━━━━━ Information shown ━━━━━

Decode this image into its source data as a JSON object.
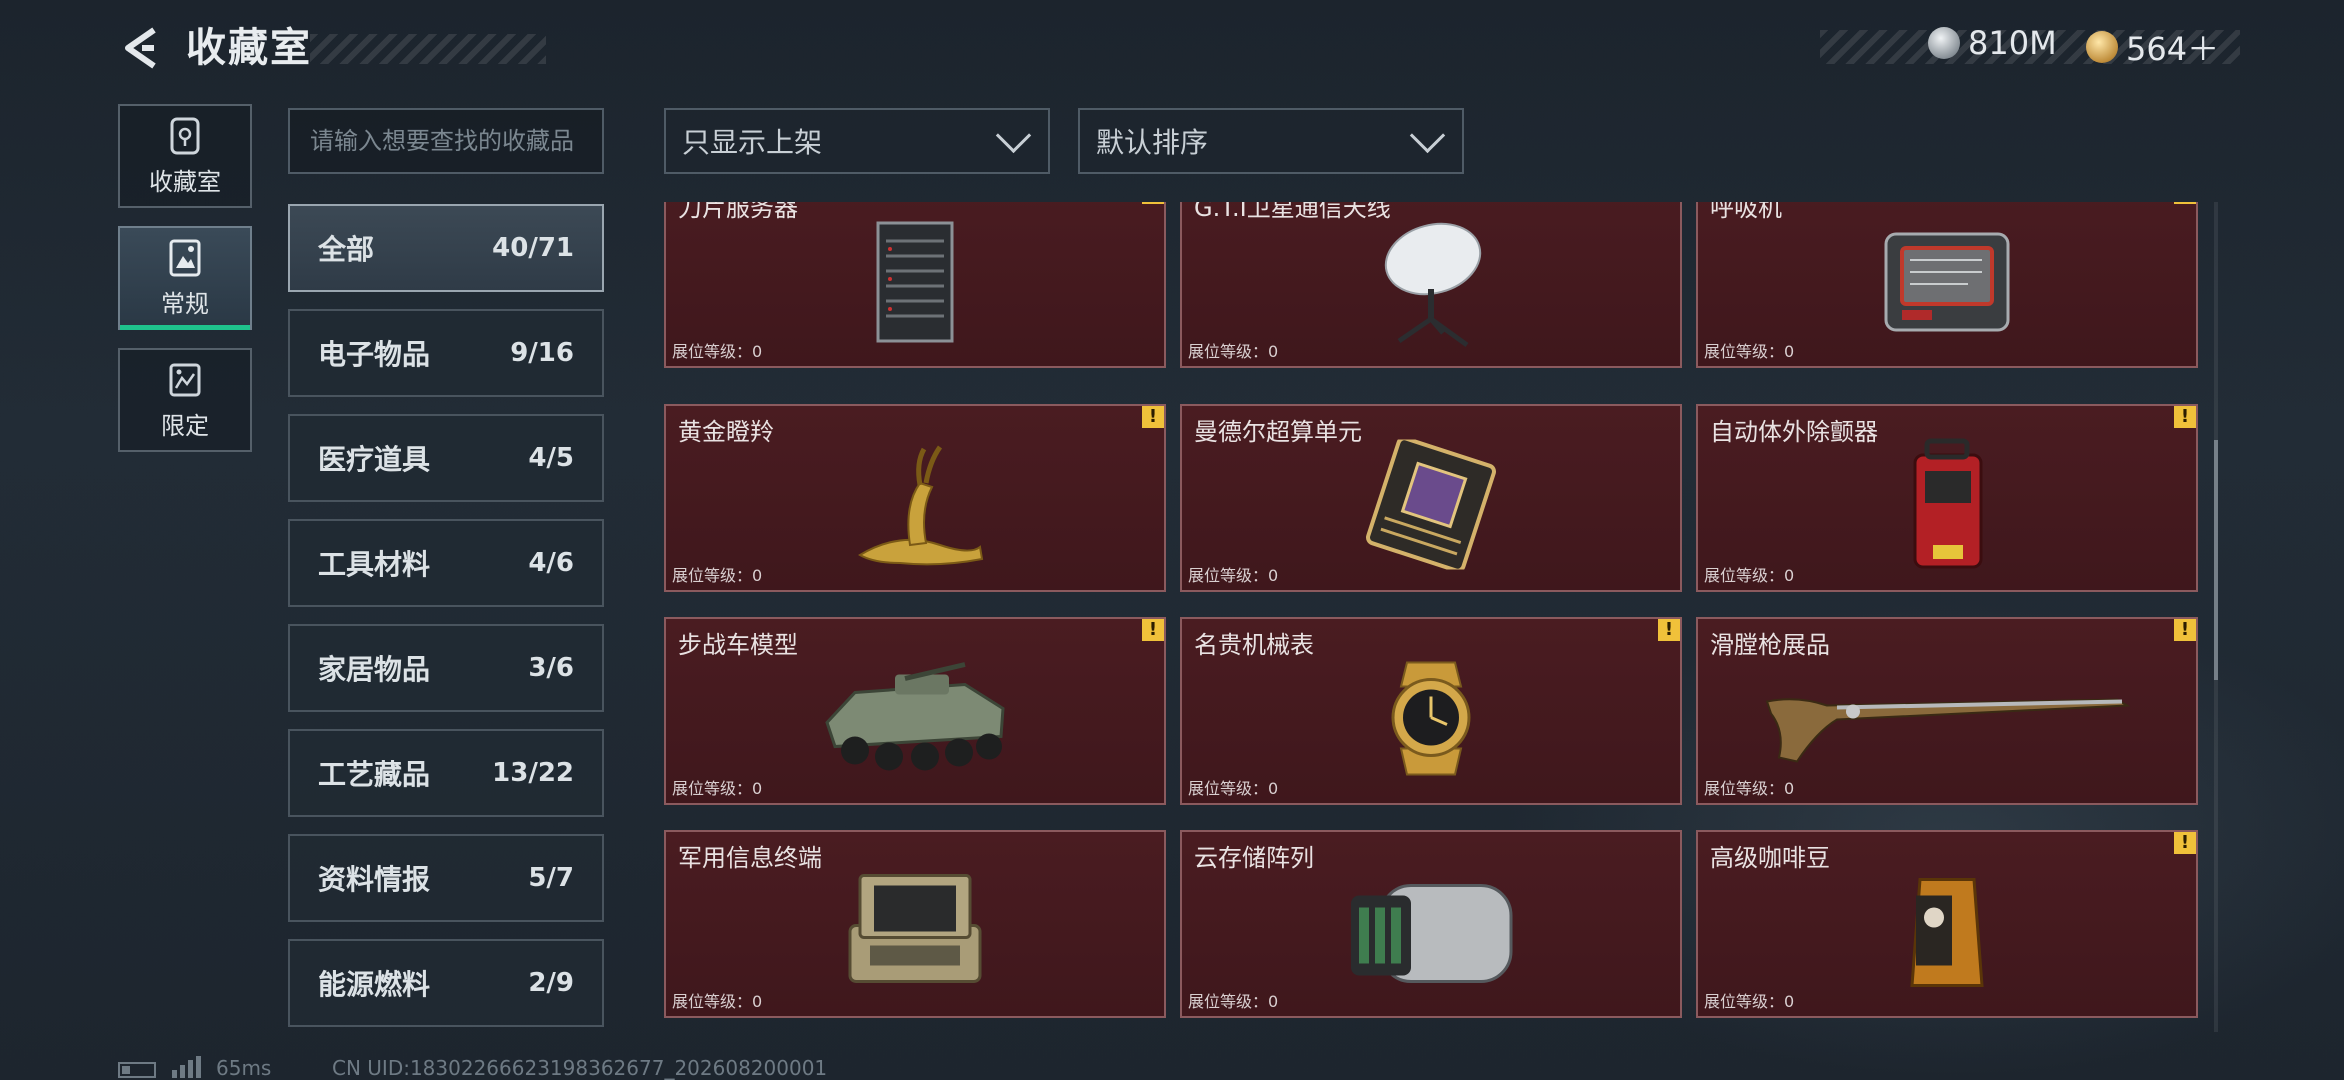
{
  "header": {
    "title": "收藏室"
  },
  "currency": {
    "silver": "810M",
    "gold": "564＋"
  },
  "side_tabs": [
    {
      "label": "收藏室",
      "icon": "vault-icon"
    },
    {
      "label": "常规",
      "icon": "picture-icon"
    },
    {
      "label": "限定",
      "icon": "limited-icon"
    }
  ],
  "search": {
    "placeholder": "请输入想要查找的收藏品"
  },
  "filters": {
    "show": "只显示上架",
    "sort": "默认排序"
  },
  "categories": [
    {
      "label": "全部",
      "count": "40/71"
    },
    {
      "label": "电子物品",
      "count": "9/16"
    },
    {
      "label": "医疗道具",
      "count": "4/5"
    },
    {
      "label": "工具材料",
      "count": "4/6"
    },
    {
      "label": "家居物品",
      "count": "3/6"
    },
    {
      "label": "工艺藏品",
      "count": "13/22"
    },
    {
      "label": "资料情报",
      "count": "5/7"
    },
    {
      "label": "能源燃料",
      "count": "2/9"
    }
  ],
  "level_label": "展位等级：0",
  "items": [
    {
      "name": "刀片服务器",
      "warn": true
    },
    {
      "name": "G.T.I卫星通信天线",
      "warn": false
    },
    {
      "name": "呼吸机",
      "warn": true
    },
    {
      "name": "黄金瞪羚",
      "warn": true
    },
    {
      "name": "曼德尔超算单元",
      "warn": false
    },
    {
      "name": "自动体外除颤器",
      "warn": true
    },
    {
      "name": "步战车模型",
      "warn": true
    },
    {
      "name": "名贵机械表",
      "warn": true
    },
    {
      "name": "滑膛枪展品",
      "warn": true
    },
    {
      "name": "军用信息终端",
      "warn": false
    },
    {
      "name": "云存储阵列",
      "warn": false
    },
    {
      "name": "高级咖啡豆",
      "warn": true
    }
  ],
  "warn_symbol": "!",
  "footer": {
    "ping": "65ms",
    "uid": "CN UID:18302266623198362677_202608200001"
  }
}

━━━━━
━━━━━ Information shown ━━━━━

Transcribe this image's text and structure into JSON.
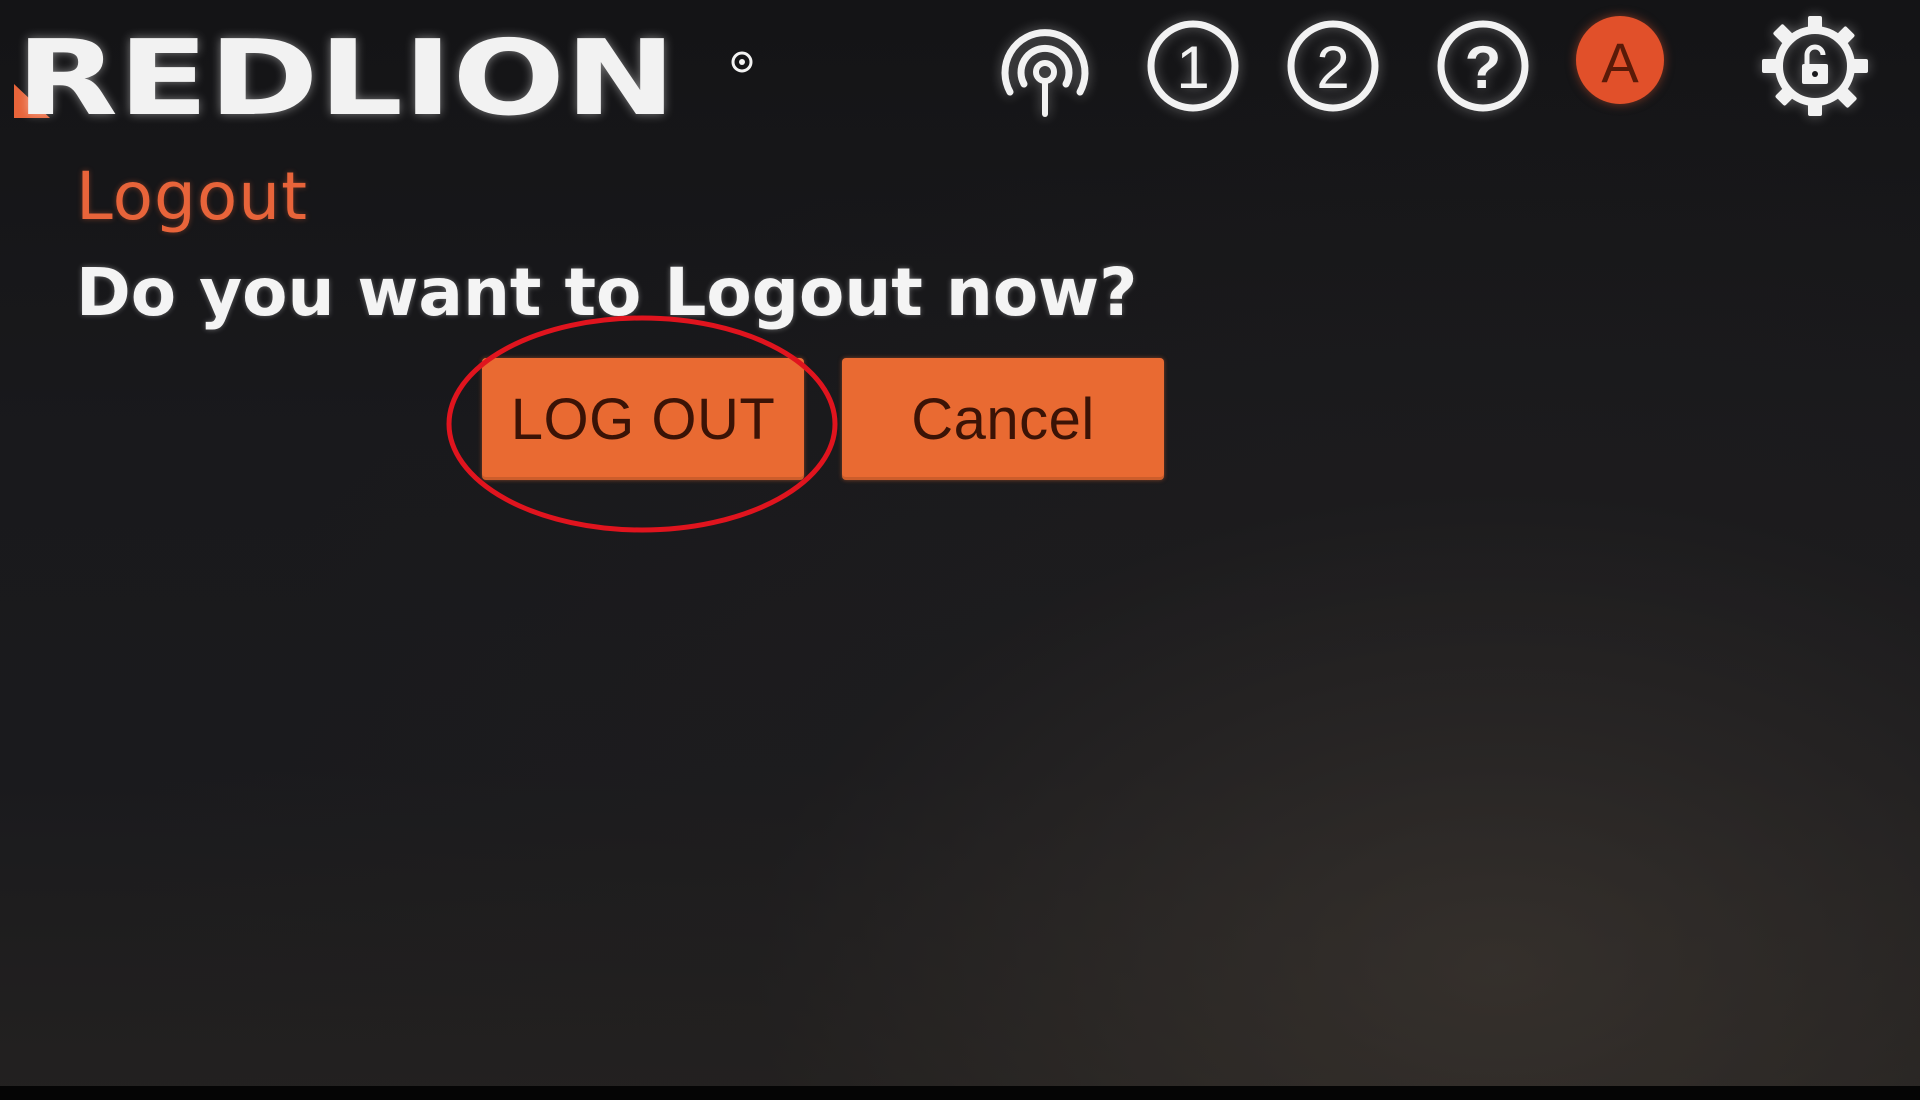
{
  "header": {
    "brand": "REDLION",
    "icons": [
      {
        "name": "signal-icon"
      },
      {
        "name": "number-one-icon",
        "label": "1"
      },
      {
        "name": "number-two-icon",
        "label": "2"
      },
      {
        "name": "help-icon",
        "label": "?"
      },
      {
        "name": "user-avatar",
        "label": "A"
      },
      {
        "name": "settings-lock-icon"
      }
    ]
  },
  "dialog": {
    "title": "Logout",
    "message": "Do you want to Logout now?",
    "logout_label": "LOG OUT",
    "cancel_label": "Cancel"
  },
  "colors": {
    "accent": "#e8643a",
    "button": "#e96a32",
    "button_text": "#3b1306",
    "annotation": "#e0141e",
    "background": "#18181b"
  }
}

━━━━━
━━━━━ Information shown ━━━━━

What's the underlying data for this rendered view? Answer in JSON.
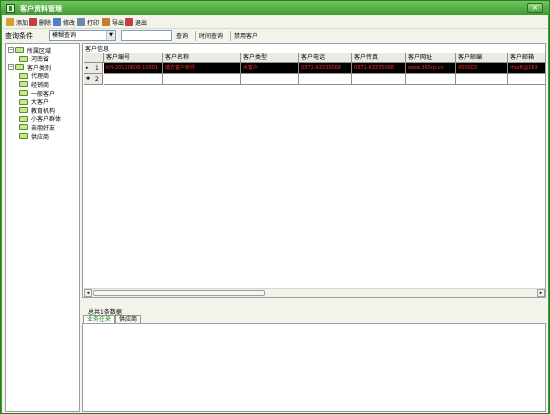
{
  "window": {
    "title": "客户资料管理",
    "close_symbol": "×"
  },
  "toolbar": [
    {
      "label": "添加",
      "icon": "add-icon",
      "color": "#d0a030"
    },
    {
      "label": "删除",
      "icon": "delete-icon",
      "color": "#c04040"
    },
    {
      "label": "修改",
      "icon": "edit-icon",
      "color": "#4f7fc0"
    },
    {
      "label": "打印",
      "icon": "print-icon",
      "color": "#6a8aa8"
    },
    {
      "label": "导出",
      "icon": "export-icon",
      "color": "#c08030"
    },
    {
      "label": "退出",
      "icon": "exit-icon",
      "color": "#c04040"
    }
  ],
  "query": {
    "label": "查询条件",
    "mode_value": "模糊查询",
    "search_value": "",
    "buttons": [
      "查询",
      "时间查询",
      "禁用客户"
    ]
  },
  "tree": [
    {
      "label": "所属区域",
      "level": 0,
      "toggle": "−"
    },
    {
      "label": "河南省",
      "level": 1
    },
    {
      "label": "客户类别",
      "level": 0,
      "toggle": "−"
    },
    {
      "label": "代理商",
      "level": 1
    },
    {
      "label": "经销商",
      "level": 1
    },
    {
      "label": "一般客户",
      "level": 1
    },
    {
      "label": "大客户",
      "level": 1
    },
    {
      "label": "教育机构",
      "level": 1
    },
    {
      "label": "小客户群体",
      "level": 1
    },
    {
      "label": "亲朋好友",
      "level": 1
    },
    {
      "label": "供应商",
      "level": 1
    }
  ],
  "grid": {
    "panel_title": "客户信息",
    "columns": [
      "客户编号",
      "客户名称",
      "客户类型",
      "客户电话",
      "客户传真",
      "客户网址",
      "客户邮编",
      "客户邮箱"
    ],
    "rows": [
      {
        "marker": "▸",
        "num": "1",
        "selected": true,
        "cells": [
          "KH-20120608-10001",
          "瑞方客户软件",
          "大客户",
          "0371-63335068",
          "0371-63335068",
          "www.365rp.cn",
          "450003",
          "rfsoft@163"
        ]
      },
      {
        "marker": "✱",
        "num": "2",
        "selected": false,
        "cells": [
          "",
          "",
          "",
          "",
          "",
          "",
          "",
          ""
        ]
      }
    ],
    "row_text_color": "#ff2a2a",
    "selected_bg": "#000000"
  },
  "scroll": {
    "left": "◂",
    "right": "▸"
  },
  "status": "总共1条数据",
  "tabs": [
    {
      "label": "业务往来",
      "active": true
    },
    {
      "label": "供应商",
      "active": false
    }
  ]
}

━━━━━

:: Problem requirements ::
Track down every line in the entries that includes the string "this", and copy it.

:: Solution below ::
Decode this image into its source data as a JSON object.
Transcribe this image's text and structure into JSON.
What's the underlying data for this rendered view? Answer in JSON.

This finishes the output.